Maybe though, I need to become the teacher that follows the unsure child until he/she makes a choice. Then I need to become the teacher that inserts myself into the play when a major problem arises, and uses different questions and modelling to help the child problem solve and remain in this play situation instead of automatically moving to another one.
I wonder how this might work if more than one problem presents itself at a time. I wonder if there is a need for some small group mini-lessons on problem solving and self-regulation for those students that seem to struggle the most. Is it better to learn in context, or is it better to learn first and apply later? Maybe the answer to this changes depending on the child and the classroom dynamic. I just keep thinking back to tweets and blog posts that I’ve seen before about the “benefit of the struggle.” If this is true in an academic situation, is it also true in a social situation? It seems as though more and more educators are encouraging children to try, fail, and try again in all subject areas. Why can’t this also be true for the Learning Skills? What do you think?
You ask great questions as always Aviva. For me the answer is it depends. So many variables in the struggle: when to step in, when to watch or when to wait before eye contact or a direction. If the struggle doesn’t result in physical harm then we have some leeway. Role play, books and encouraging conversation fits in somewhere in these social situations. A quiet place for the child who needs some time and space is another option that I have seen work. I think building that relationship of trust in a safe environment might go a long way.
Thanks for your comment, Faige! I think that your “relationship” statement is so important. Relationships/connections play very key roles in self-regulation. This is obviously a complicated topic, as there are so many factors that may influence our choices. I think that for me, Shanker’s article reminded me that even when there are problems, we don’t have to always make the choices for the students. Asking them questions and modelling the options within the play, can help with self-regulation and with learning. I’m very curious to hear what others do.

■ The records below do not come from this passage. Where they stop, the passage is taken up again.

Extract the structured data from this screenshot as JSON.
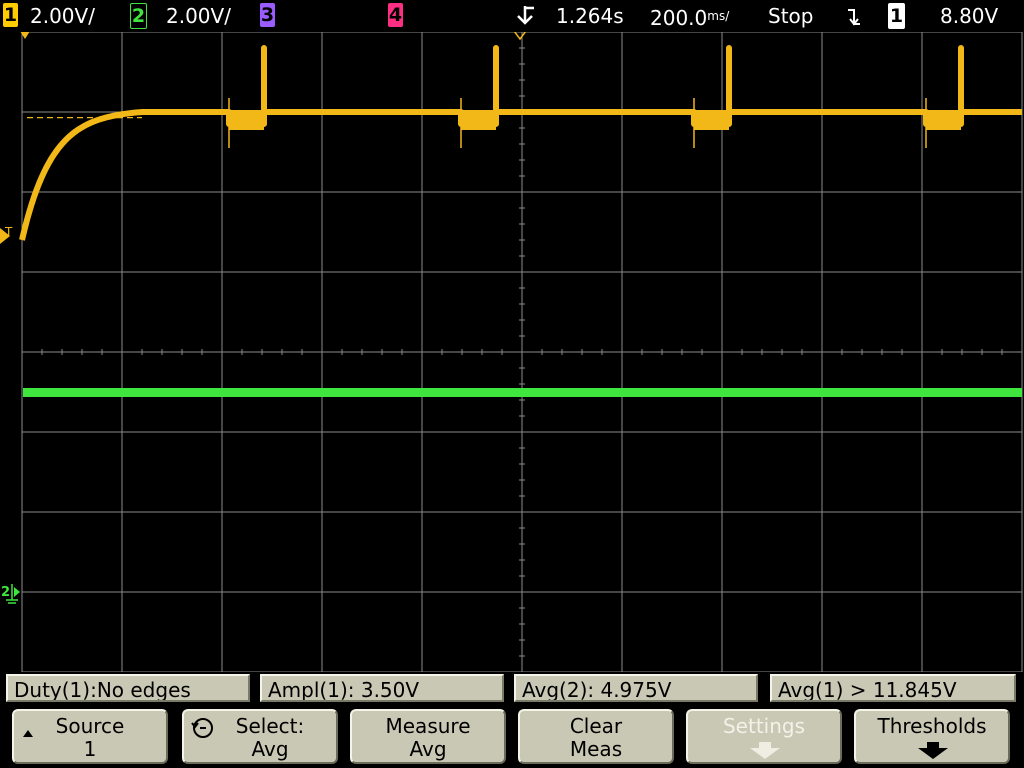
{
  "status": {
    "ch1_label": "1",
    "ch1_scale": "2.00V/",
    "ch2_label": "2",
    "ch2_scale": "2.00V/",
    "ch3_label": "3",
    "ch4_label": "4",
    "trigger_delay": "1.264s",
    "timebase": "200.0",
    "timebase_unit": "ms/",
    "run_state": "Stop",
    "trigger_slope_icon": "falling-edge-icon",
    "trigger_source": "1",
    "trigger_level": "8.80V"
  },
  "markers": {
    "trigger_level_marker": "T",
    "ch2_ground_marker": "2"
  },
  "measurements": [
    {
      "text": "Duty(1):No edges"
    },
    {
      "text": "Ampl(1): 3.50V"
    },
    {
      "text": "Avg(2): 4.975V"
    },
    {
      "text": "Avg(1) > 11.845V"
    }
  ],
  "softkeys": [
    {
      "line1": "Source",
      "line2": "1",
      "icon": "up-arrow-icon",
      "enabled": true
    },
    {
      "line1": "Select:",
      "line2": "Avg",
      "icon": "rotary-knob-icon",
      "enabled": true
    },
    {
      "line1": "Measure",
      "line2": "Avg",
      "icon": "",
      "enabled": true
    },
    {
      "line1": "Clear",
      "line2": "Meas",
      "icon": "",
      "enabled": true
    },
    {
      "line1": "Settings",
      "line2": "",
      "icon": "down-arrow-icon",
      "enabled": false
    },
    {
      "line1": "Thresholds",
      "line2": "",
      "icon": "down-arrow-icon",
      "enabled": true
    }
  ],
  "colors": {
    "channel1": "#f2b818",
    "channel2": "#3ee63e",
    "channel3": "#9a5cff",
    "channel4": "#ff2e82",
    "grid": "#8c8c8c",
    "softkey_face": "#c8c8b4"
  },
  "chart_data": {
    "type": "line",
    "grid": {
      "divisions_x": 10,
      "divisions_y": 8
    },
    "time_per_div_ms": 200.0,
    "volts_per_div": 2.0,
    "series": [
      {
        "name": "1",
        "color": "#f2b818",
        "shape": "exponential rise then plateau with periodic dips",
        "rise": {
          "start_div": [
            0.0,
            5.4
          ],
          "settle_div": [
            1.2,
            7.0
          ]
        },
        "plateau_div": 7.0,
        "dips": [
          {
            "start_div": 2.07,
            "end_div": 2.42,
            "level_div": 6.85,
            "spike_div": 7.8
          },
          {
            "start_div": 4.39,
            "end_div": 4.74,
            "level_div": 6.85,
            "spike_div": 7.8
          },
          {
            "start_div": 6.72,
            "end_div": 7.07,
            "level_div": 6.85,
            "spike_div": 7.8
          },
          {
            "start_div": 9.04,
            "end_div": 9.39,
            "level_div": 6.85,
            "spike_div": 7.8
          }
        ],
        "trigger_reference_div": 6.93
      },
      {
        "name": "2",
        "color": "#3ee63e",
        "shape": "flat noisy line",
        "level_div": 3.5
      }
    ]
  }
}
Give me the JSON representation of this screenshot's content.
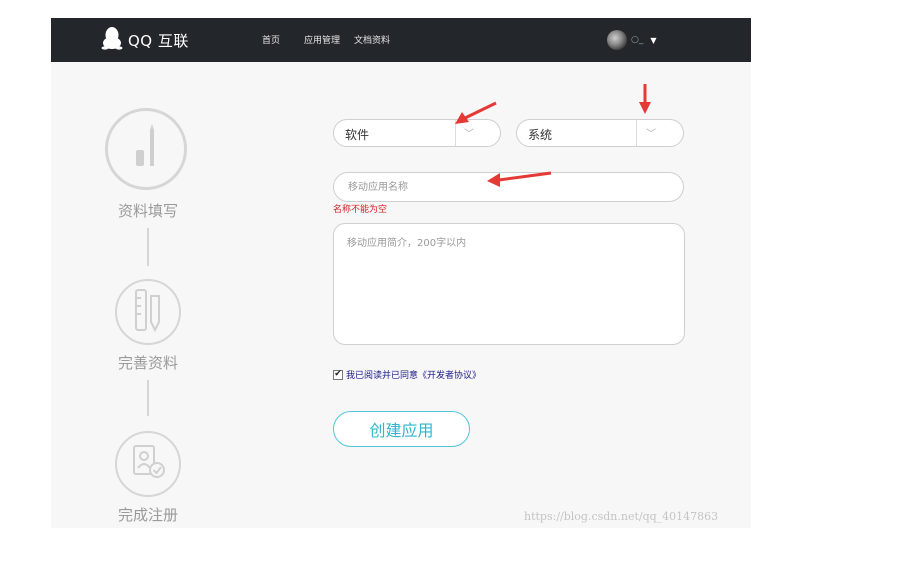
{
  "header": {
    "logo_text": "QQ 互联",
    "nav": [
      "首页",
      "应用管理",
      "文档资料"
    ],
    "username": "○_"
  },
  "steps": [
    {
      "label": "资料填写",
      "icon": "pen-icon"
    },
    {
      "label": "完善资料",
      "icon": "ruler-pencil-icon"
    },
    {
      "label": "完成注册",
      "icon": "document-check-icon"
    }
  ],
  "form": {
    "category_select": "软件",
    "platform_select": "系统",
    "name_placeholder": "移动应用名称",
    "name_error": "名称不能为空",
    "desc_placeholder": "移动应用简介，200字以内",
    "agreement_text": "我已阅读并已同意《开发者协议》",
    "agreement_checked": true,
    "create_button": "创建应用"
  },
  "watermark": "https://blog.csdn.net/qq_40147863",
  "colors": {
    "header_bg": "#23272c",
    "accent": "#2fb6cc",
    "error": "#cc2222",
    "annotation_arrow": "#e53935"
  }
}
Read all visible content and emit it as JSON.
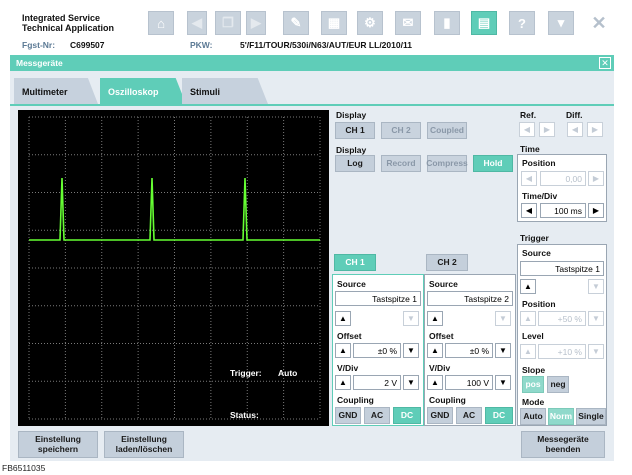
{
  "header": {
    "app_title_line1": "Integrated Service",
    "app_title_line2": "Technical Application",
    "fgst_label": "Fgst-Nr:",
    "fgst_value": "C699507",
    "pkw_label": "PKW:",
    "pkw_value": "5'/F11/TOUR/530i/N63/AUT/EUR LL/2010/11"
  },
  "toolbar": {
    "icons": [
      "home-icon",
      "arrow-left-icon",
      "copy-icon",
      "arrow-right-icon",
      "wrench-icon",
      "ecu-icon",
      "gear-icon",
      "mail-icon",
      "battery-icon",
      "measure-icon",
      "help-icon",
      "dropdown-icon",
      "close-icon"
    ]
  },
  "window": {
    "title": "Messgeräte",
    "close_glyph": "✕"
  },
  "tabs": [
    {
      "label": "Multimeter"
    },
    {
      "label": "Oszilloskop"
    },
    {
      "label": "Stimuli"
    }
  ],
  "scope": {
    "trigger_label": "Trigger:",
    "trigger_value": "Auto",
    "status_label": "Status:",
    "colors": {
      "background": "#000000",
      "grid": "#7a7a7a",
      "trace": "#66ff33"
    }
  },
  "display": {
    "label1": "Display",
    "ch1": "CH 1",
    "ch2": "CH 2",
    "coupled": "Coupled",
    "label2": "Display",
    "log": "Log",
    "record": "Record",
    "compress": "Compress",
    "hold": "Hold"
  },
  "ref": {
    "ref_label": "Ref.",
    "diff_label": "Diff."
  },
  "time": {
    "label": "Time",
    "position_label": "Position",
    "position_value": "0,00",
    "timediv_label": "Time/Div",
    "timediv_value": "100 ms"
  },
  "channel_tabs": {
    "ch1": "CH 1",
    "ch2": "CH 2"
  },
  "channel1": {
    "source_label": "Source",
    "source_value": "Tastspitze 1",
    "offset_label": "Offset",
    "offset_value": "±0 %",
    "vdiv_label": "V/Div",
    "vdiv_value": "2 V",
    "coupling_label": "Coupling",
    "gnd": "GND",
    "ac": "AC",
    "dc": "DC"
  },
  "channel2": {
    "source_label": "Source",
    "source_value": "Tastspitze 2",
    "offset_label": "Offset",
    "offset_value": "±0 %",
    "vdiv_label": "V/Div",
    "vdiv_value": "100 V",
    "coupling_label": "Coupling",
    "gnd": "GND",
    "ac": "AC",
    "dc": "DC"
  },
  "trigger": {
    "label": "Trigger",
    "source_label": "Source",
    "source_value": "Tastspitze 1",
    "position_label": "Position",
    "position_value": "+50 %",
    "level_label": "Level",
    "level_value": "+10 %",
    "slope_label": "Slope",
    "pos": "pos",
    "neg": "neg",
    "mode_label": "Mode",
    "auto": "Auto",
    "norm": "Norm",
    "single": "Single"
  },
  "footer": {
    "save_line1": "Einstellung",
    "save_line2": "speichern",
    "load_line1": "Einstellung",
    "load_line2": "laden/löschen",
    "end_line1": "Messegeräte",
    "end_line2": "beenden",
    "image_id": "FB6511035"
  },
  "glyphs": {
    "up": "▲",
    "down": "▼",
    "left": "◀",
    "right": "▶"
  }
}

Yes, we all learn by taking risks and making mistakes. In fact, Jane’s personal learning stories which appear as Windows on the Classroom in my latest book Multiple Paths to Literacy K-2 (2016), demonstrate a classroom culture that creates a safe mistake-making environment which results in amazing student achievement socially, cognitively and emotionally. Jane has a tiny sign on the wall that says, “Making mistakes is a way that we learn.” This is a key message shared frequently with students and parents alike. Children develop grit, their ability to persevere, by learning firsthand that making a mistake is just a first try. It is the way they learn. It is the way teachers learn too. It is important that the school culture also encourages teachers to believe that it is okay to take

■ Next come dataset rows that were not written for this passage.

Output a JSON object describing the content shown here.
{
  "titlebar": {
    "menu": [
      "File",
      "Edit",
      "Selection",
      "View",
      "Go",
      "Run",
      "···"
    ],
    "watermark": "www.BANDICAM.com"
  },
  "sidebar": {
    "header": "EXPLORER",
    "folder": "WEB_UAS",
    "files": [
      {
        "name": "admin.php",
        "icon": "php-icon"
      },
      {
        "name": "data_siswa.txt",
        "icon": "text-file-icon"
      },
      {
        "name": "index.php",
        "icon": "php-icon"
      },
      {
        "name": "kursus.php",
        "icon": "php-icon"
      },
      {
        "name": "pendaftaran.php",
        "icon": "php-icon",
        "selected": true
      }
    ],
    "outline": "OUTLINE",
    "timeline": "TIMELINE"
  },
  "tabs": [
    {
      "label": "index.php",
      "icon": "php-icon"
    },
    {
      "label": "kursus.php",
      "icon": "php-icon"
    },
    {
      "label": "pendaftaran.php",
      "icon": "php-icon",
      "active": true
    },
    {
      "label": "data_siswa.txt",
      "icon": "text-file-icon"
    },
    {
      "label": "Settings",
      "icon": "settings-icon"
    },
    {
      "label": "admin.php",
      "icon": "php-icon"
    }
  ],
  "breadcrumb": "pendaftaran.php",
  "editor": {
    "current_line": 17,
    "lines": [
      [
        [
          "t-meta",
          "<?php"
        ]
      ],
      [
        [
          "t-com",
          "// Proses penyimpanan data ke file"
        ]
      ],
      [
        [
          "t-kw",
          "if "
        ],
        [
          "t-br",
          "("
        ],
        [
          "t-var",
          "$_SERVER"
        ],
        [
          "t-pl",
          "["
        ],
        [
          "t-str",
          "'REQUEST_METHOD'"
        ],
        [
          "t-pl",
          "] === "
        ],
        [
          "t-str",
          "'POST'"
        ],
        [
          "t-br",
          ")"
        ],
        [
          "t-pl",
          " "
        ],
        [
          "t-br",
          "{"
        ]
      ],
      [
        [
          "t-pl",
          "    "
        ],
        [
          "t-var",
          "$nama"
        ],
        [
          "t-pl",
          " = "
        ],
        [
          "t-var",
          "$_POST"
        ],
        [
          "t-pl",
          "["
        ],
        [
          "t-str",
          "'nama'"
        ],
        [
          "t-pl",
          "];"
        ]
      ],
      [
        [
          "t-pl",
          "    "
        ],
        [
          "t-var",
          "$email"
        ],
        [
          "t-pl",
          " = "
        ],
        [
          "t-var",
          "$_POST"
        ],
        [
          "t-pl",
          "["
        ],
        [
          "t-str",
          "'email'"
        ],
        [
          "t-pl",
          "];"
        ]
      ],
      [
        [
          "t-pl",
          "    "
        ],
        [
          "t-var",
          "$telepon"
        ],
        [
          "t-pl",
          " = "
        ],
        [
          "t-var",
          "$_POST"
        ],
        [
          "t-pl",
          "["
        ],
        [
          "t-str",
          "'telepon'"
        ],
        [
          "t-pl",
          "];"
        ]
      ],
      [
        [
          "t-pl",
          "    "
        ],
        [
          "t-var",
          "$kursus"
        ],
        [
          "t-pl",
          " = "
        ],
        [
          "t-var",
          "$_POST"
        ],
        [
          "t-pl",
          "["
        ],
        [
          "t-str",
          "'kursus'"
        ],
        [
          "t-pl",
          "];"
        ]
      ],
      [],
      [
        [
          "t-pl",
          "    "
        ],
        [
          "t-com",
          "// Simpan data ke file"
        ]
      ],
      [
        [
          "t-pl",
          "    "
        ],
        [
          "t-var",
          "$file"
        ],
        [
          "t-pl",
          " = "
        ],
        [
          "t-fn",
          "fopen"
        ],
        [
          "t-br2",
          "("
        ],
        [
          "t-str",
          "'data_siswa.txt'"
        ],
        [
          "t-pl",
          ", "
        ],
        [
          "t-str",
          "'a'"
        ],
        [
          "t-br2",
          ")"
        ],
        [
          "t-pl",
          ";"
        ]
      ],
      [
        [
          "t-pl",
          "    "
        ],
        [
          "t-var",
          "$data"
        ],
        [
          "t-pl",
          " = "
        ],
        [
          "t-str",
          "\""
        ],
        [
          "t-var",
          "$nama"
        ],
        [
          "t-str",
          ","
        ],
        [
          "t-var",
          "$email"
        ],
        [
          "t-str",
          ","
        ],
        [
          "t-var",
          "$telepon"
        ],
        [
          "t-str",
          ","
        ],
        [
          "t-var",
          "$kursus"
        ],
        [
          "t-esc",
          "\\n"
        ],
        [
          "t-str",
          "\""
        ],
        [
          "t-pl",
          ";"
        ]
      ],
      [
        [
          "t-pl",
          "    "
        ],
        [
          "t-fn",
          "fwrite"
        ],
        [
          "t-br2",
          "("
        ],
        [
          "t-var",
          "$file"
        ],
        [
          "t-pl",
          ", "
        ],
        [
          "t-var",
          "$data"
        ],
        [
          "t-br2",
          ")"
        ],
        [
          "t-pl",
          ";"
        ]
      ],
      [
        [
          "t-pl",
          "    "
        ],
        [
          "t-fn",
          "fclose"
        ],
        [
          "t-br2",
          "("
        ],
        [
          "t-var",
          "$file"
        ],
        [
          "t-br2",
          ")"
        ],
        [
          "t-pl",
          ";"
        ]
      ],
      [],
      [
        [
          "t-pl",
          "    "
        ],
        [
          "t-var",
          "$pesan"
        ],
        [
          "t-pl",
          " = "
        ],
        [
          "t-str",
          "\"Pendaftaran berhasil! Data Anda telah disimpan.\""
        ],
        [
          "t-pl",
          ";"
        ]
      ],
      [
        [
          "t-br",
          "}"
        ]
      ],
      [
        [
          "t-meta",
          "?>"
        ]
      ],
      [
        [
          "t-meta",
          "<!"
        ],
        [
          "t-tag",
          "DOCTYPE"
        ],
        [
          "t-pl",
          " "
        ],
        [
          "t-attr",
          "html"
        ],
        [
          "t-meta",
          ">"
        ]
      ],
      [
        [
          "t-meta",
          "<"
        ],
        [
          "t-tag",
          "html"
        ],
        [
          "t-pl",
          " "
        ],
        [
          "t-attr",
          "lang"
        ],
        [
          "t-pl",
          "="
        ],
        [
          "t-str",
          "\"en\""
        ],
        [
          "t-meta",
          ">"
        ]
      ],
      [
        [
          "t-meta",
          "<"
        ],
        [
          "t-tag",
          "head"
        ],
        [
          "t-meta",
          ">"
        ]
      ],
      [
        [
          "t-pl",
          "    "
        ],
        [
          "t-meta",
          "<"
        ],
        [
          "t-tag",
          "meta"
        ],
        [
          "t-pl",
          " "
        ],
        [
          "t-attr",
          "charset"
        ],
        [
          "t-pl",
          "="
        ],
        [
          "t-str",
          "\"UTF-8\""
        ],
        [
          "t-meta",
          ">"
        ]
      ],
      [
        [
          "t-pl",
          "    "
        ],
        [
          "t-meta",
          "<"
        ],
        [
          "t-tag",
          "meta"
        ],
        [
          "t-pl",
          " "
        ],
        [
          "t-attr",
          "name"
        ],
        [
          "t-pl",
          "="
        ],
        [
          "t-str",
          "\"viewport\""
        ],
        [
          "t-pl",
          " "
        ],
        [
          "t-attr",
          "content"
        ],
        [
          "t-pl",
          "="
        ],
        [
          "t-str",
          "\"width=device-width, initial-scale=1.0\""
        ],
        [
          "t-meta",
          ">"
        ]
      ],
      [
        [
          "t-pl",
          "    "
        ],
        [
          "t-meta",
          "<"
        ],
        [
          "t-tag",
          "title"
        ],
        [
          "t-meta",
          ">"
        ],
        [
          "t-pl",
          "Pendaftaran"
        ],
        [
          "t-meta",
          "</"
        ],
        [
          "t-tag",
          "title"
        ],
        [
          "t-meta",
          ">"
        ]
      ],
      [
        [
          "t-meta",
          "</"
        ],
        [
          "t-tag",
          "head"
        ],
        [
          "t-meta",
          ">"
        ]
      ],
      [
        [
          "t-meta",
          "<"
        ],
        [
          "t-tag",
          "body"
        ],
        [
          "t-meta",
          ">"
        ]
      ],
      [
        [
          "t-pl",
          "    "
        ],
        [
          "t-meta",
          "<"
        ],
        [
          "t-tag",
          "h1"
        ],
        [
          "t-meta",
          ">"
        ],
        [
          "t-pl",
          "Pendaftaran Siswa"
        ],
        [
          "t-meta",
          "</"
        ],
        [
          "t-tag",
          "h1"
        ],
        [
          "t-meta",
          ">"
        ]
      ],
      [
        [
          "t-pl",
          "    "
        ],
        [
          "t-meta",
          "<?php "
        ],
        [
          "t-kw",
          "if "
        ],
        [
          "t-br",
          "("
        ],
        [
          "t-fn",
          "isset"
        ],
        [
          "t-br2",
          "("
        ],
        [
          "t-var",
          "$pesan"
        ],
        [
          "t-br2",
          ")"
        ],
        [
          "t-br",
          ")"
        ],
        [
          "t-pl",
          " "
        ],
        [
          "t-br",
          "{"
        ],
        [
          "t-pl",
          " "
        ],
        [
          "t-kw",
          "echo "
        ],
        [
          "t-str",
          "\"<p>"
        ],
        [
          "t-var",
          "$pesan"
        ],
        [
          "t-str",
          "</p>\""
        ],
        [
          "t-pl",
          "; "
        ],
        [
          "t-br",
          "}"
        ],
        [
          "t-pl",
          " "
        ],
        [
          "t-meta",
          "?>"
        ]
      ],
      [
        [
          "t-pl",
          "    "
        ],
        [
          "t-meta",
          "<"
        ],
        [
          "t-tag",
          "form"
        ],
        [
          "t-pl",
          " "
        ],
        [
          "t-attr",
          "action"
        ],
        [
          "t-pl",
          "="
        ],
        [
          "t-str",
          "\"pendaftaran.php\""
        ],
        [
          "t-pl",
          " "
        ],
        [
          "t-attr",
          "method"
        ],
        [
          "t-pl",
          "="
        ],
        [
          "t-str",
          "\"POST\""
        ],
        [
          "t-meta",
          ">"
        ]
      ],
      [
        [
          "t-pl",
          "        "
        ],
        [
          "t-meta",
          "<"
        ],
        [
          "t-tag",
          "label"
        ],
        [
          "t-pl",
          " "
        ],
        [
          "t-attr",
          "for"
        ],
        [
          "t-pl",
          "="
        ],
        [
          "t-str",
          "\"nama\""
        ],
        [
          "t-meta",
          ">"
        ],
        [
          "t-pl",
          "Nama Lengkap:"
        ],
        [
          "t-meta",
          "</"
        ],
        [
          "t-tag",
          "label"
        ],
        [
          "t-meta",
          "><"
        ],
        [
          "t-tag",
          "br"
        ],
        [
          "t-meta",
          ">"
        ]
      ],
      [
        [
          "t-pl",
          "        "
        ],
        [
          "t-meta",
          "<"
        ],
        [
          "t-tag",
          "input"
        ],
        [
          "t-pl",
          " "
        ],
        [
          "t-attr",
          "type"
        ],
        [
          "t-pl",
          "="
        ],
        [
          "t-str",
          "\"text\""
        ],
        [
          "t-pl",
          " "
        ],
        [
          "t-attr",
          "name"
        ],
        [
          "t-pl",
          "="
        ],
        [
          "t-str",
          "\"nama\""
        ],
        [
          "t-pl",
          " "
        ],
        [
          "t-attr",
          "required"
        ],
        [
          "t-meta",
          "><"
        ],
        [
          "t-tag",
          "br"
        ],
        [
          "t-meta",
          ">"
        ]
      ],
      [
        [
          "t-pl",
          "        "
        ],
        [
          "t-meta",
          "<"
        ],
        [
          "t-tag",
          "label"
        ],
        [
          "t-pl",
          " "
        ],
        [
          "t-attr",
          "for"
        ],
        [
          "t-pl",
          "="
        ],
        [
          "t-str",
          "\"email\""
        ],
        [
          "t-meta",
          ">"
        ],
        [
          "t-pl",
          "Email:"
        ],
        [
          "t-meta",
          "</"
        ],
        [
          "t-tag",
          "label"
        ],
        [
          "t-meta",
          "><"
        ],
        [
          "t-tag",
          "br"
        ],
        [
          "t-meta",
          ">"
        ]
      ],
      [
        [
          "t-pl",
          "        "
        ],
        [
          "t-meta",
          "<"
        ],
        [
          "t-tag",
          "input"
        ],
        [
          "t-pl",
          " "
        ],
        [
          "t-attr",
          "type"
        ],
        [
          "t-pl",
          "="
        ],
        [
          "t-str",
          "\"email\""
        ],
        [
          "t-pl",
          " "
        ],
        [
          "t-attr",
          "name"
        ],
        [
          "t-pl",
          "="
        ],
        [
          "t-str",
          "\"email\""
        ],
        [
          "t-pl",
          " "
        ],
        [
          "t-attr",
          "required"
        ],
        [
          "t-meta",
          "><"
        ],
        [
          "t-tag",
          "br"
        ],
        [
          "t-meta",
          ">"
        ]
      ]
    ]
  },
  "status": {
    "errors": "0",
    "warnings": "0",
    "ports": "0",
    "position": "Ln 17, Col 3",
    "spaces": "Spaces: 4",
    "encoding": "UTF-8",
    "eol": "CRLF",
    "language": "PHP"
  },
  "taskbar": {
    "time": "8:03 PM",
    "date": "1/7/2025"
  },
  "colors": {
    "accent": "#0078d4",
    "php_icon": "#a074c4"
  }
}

risks, to say “I don’t know,” or to say “I need help” (Hattie 2015,39).
“Sometimes mistakes result in richer learning than if everything went just fine! In fact, according to Carol Dweck (2014), students need to be encouraged to take risks, to push out of their comfort zone, to get smarter” (Trehearne, 2016, pg..109).
“Freedom is not worth having if it does not include the freedom to make mistakes”.

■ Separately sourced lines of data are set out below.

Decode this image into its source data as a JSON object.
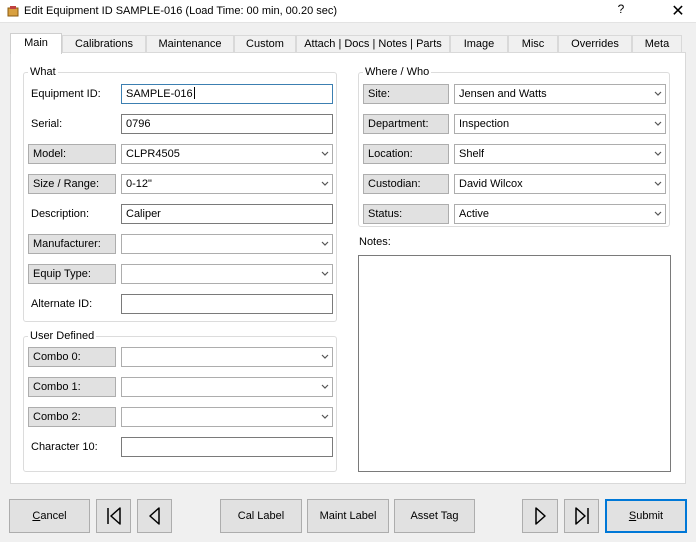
{
  "window": {
    "title": "Edit Equipment ID SAMPLE-016 (Load Time: 00 min, 00.20 sec)",
    "help_label": "?",
    "close_label": "✕"
  },
  "tabs": [
    {
      "label": "Main",
      "active": true
    },
    {
      "label": "Calibrations"
    },
    {
      "label": "Maintenance"
    },
    {
      "label": "Custom"
    },
    {
      "label": "Attach | Docs | Notes | Parts"
    },
    {
      "label": "Image"
    },
    {
      "label": "Misc"
    },
    {
      "label": "Overrides"
    },
    {
      "label": "Meta"
    }
  ],
  "what": {
    "legend": "What",
    "equipment_id": {
      "label": "Equipment ID:",
      "value": "SAMPLE-016"
    },
    "serial": {
      "label": "Serial:",
      "value": "0796"
    },
    "model": {
      "label": "Model:",
      "value": "CLPR4505"
    },
    "size_range": {
      "label": "Size / Range:",
      "value": "0-12\""
    },
    "description": {
      "label": "Description:",
      "value": "Caliper"
    },
    "manufacturer": {
      "label": "Manufacturer:",
      "value": ""
    },
    "equip_type": {
      "label": "Equip Type:",
      "value": ""
    },
    "alternate_id": {
      "label": "Alternate ID:",
      "value": ""
    }
  },
  "user_defined": {
    "legend": "User Defined",
    "combo0": {
      "label": "Combo 0:",
      "value": ""
    },
    "combo1": {
      "label": "Combo 1:",
      "value": ""
    },
    "combo2": {
      "label": "Combo 2:",
      "value": ""
    },
    "character10": {
      "label": "Character 10:",
      "value": ""
    }
  },
  "where_who": {
    "legend": "Where / Who",
    "site": {
      "label": "Site:",
      "value": "Jensen and Watts"
    },
    "department": {
      "label": "Department:",
      "value": "Inspection"
    },
    "location": {
      "label": "Location:",
      "value": "Shelf"
    },
    "custodian": {
      "label": "Custodian:",
      "value": "David Wilcox"
    },
    "status": {
      "label": "Status:",
      "value": "Active"
    }
  },
  "notes": {
    "label": "Notes:",
    "value": ""
  },
  "buttons": {
    "cancel_first": "C",
    "cancel_rest": "ancel",
    "cal_label": "Cal Label",
    "maint_label": "Maint Label",
    "asset_tag": "Asset Tag",
    "submit_first": "S",
    "submit_rest": "ubmit"
  },
  "icons": {
    "first": "skip-first-icon",
    "prev": "previous-icon",
    "next": "next-icon",
    "last": "skip-last-icon",
    "dropdown": "chevron-down-icon"
  }
}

Excerpts from my latest book, Multiple Paths to Literacy K-2 (2016) Miriam Trehearne
Thank you so much for your comment, Miriam! Reading your words here make me even more eager to read your latest book: Multiple Paths To Literacy K-2. It is on the top of my summer reading list. I love the fact that you and others support risk taking. I think that this is so important, and that when we make mistakes, we also learn from them. Creating that school culture — where adults and children feel safe in taking risks and making mistakes — is crucial. I’d be curious to hear how different educators and schools go about doing this. Now I really want to read Jane’s personal learning stories. I love the sound of the sign that hangs in her room.